Work instruction: All entries should be output exactly as they stand.

Source data:
++++++++

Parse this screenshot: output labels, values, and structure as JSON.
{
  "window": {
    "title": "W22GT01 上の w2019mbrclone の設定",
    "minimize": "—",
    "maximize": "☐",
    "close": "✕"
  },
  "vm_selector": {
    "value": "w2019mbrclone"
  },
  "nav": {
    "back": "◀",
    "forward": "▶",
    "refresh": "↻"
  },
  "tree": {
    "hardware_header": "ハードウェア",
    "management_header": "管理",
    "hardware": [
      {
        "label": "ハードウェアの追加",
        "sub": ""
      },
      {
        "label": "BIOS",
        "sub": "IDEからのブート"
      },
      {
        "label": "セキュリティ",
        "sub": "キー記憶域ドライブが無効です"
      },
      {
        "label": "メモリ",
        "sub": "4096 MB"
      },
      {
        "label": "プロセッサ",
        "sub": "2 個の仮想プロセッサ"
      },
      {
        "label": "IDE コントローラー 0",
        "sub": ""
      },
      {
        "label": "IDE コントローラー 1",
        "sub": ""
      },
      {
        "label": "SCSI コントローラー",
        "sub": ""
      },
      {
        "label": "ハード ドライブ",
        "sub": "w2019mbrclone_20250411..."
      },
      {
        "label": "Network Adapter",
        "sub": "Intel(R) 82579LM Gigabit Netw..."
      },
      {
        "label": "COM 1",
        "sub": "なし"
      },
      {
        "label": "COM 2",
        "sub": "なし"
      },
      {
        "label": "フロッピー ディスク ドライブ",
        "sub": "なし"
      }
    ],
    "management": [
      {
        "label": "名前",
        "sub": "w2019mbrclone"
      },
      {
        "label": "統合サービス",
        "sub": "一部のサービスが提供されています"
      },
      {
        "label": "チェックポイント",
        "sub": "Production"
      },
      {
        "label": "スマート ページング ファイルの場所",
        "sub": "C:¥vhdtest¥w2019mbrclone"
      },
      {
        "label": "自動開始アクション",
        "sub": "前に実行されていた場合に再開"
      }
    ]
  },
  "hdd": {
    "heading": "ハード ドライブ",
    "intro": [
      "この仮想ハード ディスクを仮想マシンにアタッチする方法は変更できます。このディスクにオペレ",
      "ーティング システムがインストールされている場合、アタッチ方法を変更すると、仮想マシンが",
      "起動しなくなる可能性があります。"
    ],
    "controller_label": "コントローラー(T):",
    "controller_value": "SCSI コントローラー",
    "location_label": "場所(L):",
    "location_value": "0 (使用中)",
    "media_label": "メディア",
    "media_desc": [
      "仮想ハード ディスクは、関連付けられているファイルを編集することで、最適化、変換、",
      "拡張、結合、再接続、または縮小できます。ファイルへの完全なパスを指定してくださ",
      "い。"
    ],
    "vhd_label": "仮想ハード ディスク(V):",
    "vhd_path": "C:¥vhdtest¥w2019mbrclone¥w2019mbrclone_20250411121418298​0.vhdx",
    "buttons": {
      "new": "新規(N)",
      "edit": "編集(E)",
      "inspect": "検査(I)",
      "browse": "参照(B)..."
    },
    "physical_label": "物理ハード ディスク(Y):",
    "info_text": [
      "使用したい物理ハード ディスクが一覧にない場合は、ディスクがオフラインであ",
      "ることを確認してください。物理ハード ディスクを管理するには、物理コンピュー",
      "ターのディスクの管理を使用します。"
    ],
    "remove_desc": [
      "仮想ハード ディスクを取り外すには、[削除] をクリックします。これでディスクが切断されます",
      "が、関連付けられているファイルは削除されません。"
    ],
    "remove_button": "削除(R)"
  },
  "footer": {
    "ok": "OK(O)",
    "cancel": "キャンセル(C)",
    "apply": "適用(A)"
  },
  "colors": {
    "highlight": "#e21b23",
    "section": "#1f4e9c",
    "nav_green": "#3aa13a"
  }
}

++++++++

Solution to this task:
Parse this screenshot: output labels, values, and structure as JSON.
{
  "window": {
    "title": "W22GT01 上の w2019mbrclone の設定",
    "minimize": "—",
    "maximize": "☐",
    "close": "✕"
  },
  "vm_selector": {
    "value": "w2019mbrclone"
  },
  "nav": {
    "back": "◀",
    "forward": "▶",
    "refresh": "↻"
  },
  "tree": {
    "hardware_header": "ハードウェア",
    "management_header": "管理",
    "hardware": [
      {
        "label": "ハードウェアの追加",
        "sub": ""
      },
      {
        "label": "BIOS",
        "sub": "IDEからのブート"
      },
      {
        "label": "セキュリティ",
        "sub": "キー記憶域ドライブが無効です"
      },
      {
        "label": "メモリ",
        "sub": "4096 MB"
      },
      {
        "label": "プロセッサ",
        "sub": "2 個の仮想プロセッサ"
      },
      {
        "label": "IDE コントローラー 0",
        "sub": ""
      },
      {
        "label": "IDE コントローラー 1",
        "sub": ""
      },
      {
        "label": "SCSI コントローラー",
        "sub": ""
      },
      {
        "label": "ハード ドライブ",
        "sub": "w2019mbrclone_20250411..."
      },
      {
        "label": "Network Adapter",
        "sub": "Intel(R) 82579LM Gigabit Netw..."
      },
      {
        "label": "COM 1",
        "sub": "なし"
      },
      {
        "label": "COM 2",
        "sub": "なし"
      },
      {
        "label": "フロッピー ディスク ドライブ",
        "sub": "なし"
      }
    ],
    "management": [
      {
        "label": "名前",
        "sub": "w2019mbrclone"
      },
      {
        "label": "統合サービス",
        "sub": "一部のサービスが提供されています"
      },
      {
        "label": "チェックポイント",
        "sub": "Production"
      },
      {
        "label": "スマート ページング ファイルの場所",
        "sub": "C:¥vhdtest¥w2019mbrclone"
      },
      {
        "label": "自動開始アクション",
        "sub": "前に実行されていた場合に再開"
      }
    ]
  },
  "hdd": {
    "heading": "ハード ドライブ",
    "intro": [
      "この仮想ハード ディスクを仮想マシンにアタッチする方法は変更できます。このディスクにオペレ",
      "ーティング システムがインストールされている場合、アタッチ方法を変更すると、仮想マシンが",
      "起動しなくなる可能性があります。"
    ],
    "controller_label": "コントローラー(T):",
    "controller_value": "SCSI コントローラー",
    "location_label": "場所(L):",
    "location_value": "0 (使用中)",
    "media_label": "メディア",
    "media_desc": [
      "仮想ハード ディスクは、関連付けられているファイルを編集することで、最適化、変換、",
      "拡張、結合、再接続、または縮小できます。ファイルへの完全なパスを指定してくださ",
      "い。"
    ],
    "vhd_label": "仮想ハード ディスク(V):",
    "vhd_path": "C:¥vhdtest¥w2019mbrclone¥w2019mbrclone_20250411121418298​0.vhdx",
    "buttons": {
      "new": "新規(N)",
      "edit": "編集(E)",
      "inspect": "検査(I)",
      "browse": "参照(B)..."
    },
    "physical_label": "物理ハード ディスク(Y):",
    "info_text": [
      "使用したい物理ハード ディスクが一覧にない場合は、ディスクがオフラインであ",
      "ることを確認してください。物理ハード ディスクを管理するには、物理コンピュー",
      "ターのディスクの管理を使用します。"
    ],
    "remove_desc": [
      "仮想ハード ディスクを取り外すには、[削除] をクリックします。これでディスクが切断されます",
      "が、関連付けられているファイルは削除されません。"
    ],
    "remove_button": "削除(R)"
  },
  "footer": {
    "ok": "OK(O)",
    "cancel": "キャンセル(C)",
    "apply": "適用(A)"
  },
  "colors": {
    "highlight": "#e21b23",
    "section": "#1f4e9c",
    "nav_green": "#3aa13a"
  }
}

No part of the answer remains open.